Determine the targets of Stat92E in stem cell proliferation. Activation of JAK/STAT signaling leads to increased proliferation. Our data suggest that Stat92E regulates both G1/S and G2 cell cycle checkpoints. We are currently using genetic approaches to determine if Stat92E regulates cell cycle regulators, like Cyclin E and Cdc25, which control cell cycle progression. We are also assessing the roles of potential Stat92E target genes identified by our micro-array in regulating proliferation of stem cells.

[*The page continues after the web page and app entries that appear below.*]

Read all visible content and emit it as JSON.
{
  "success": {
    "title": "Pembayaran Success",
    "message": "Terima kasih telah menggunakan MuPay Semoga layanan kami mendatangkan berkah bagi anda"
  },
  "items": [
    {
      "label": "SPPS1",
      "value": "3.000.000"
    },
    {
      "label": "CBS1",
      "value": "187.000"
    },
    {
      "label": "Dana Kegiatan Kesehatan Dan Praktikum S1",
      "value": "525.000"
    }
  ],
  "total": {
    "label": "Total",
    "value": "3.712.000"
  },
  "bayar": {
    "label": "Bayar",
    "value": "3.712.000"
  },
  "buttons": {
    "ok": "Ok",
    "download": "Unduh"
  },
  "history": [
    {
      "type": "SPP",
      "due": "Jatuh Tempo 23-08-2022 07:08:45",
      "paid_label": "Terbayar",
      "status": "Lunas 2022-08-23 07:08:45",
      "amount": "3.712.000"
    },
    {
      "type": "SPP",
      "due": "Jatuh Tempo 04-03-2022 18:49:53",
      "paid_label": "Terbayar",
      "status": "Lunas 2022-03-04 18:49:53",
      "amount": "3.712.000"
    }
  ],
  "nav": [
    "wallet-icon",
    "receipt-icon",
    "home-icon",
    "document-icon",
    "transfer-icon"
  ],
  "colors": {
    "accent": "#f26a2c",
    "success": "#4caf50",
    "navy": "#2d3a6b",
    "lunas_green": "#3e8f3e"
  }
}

Identify stem cell self-renewal target genes of Stat92E. Whole genome micro-array analysis identified chinmo as novel Stat92E target gene (Flaherty, 2009, 2010). Loss and gain of function in Stat92E or chinmo produce similar phenotypes in multiple tissues. To further characterize Chinmo’s actions downstream of Stat92E, we turned to the Drosophila testis, an ideal tissue in which to characterize self-renewal factors. Niche cells in the testis produce Upd, which activates Stat92E and induces the self-renewal of germline stem cells (GSCs) and Cyst stem cells (CySCs). Factors that act downstream of Stat92E to promote self-renewal in these cells are largely unknown. We find that Chinmo is expressed in GSCs and CySCs but is only required in the CySC lineage for self-renewal. Mis-expression of Chinmo in CySCs, like hyperactivation of Stat92E in these cells, results in expansion of GCSs and CySCs outside the niche. Chinmo has one BTB domain and two Zinc finger domains. The presence of these domains suggests that Chinmo may function as a transcriptional repressor or as an adaptor for Cullin 3 E3 ligases. We are now using micro-array, biochemical and genetic approaches to determine the cellular function of Chinmo and to identify its targets.